This report summarizes some of the recent research and thinking of the Getches‐ Wilkinson Center (GWC), primarily with an eye toward informing the Colorado legislature on options for facilitating a greater application of ATMs. The ideas herein are pulled from a diverse suite of integrated activities conducted between 2014‐2015, including:
● A review of all ATM related bills considered by the Colorado Legislature since 2000.3
● A review of the draft Colorado Water Plan.4
● A review of relevant literature and case studies, drawing heavily on the ATM studies and pilot projects sponsored by the Colorado Water Conservation Board (CWCB) beginning in 2009.5
● A comparative study of ATM opportunities, barriers, and options focused on the western US and Australia’s Murray‐Darling Basin (which is often held up as the gold standard in water transfer efficiency).6
● A GWC workshop of attorneys, administrators, and others familiar with Colorado water court “change cases,” focused on the “no injury” provision of Colorado water law.7
● A case study focused on the struggles in Colorado’s Arkansas Basin to learn from the buy‐and‐dry experience of Crowley County and the nascent efforts to develop the Super Ditch.8
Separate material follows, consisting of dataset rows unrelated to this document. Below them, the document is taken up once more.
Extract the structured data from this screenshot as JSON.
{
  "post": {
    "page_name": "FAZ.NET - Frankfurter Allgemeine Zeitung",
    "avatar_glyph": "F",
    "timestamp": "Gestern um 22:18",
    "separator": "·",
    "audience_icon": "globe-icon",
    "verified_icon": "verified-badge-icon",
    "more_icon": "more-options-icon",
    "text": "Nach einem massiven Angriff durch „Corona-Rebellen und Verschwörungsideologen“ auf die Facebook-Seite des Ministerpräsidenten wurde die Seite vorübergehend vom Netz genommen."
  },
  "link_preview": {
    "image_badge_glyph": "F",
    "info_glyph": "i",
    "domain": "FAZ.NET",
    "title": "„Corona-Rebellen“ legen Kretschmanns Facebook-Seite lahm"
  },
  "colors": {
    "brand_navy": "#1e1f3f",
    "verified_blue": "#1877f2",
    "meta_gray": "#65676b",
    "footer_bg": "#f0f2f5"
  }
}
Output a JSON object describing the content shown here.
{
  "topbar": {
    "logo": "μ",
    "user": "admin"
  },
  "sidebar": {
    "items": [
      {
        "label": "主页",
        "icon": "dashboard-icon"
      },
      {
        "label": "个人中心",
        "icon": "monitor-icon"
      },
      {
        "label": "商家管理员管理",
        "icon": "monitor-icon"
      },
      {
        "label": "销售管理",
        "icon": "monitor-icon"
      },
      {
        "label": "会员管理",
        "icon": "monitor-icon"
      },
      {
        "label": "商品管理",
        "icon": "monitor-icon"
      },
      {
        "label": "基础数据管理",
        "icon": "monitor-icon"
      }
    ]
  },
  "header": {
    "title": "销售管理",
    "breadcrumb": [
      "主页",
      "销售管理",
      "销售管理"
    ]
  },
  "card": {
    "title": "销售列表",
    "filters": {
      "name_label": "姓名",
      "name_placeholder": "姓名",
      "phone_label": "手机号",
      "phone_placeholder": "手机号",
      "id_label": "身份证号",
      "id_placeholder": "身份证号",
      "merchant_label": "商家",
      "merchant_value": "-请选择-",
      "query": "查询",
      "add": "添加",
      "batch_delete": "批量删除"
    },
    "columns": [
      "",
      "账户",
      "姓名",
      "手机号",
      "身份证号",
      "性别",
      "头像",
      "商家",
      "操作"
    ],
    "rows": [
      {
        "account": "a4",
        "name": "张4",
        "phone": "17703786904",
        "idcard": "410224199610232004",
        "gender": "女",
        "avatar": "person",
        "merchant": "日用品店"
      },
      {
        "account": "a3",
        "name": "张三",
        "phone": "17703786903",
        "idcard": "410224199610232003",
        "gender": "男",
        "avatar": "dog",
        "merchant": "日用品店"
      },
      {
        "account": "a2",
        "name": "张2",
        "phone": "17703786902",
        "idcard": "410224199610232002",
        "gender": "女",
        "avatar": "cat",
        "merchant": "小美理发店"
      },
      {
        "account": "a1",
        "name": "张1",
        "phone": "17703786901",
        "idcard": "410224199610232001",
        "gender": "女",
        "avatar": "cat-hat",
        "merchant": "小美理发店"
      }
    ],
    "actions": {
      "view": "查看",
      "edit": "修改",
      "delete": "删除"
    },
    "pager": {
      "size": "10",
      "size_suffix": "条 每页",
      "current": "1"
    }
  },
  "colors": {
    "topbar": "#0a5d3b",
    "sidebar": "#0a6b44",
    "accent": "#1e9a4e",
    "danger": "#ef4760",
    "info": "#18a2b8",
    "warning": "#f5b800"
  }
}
● Discussions from two sessions (“Agricultural Conservation and Transfers,” and “The Colorado Water Plan”) at the GWC conference “Innovations in Managing Western

Drawing on this body of work, the report discusses the  ATM barriers, followed by a review of legislative reform efforts, and conclusions and recommendations for moving forward.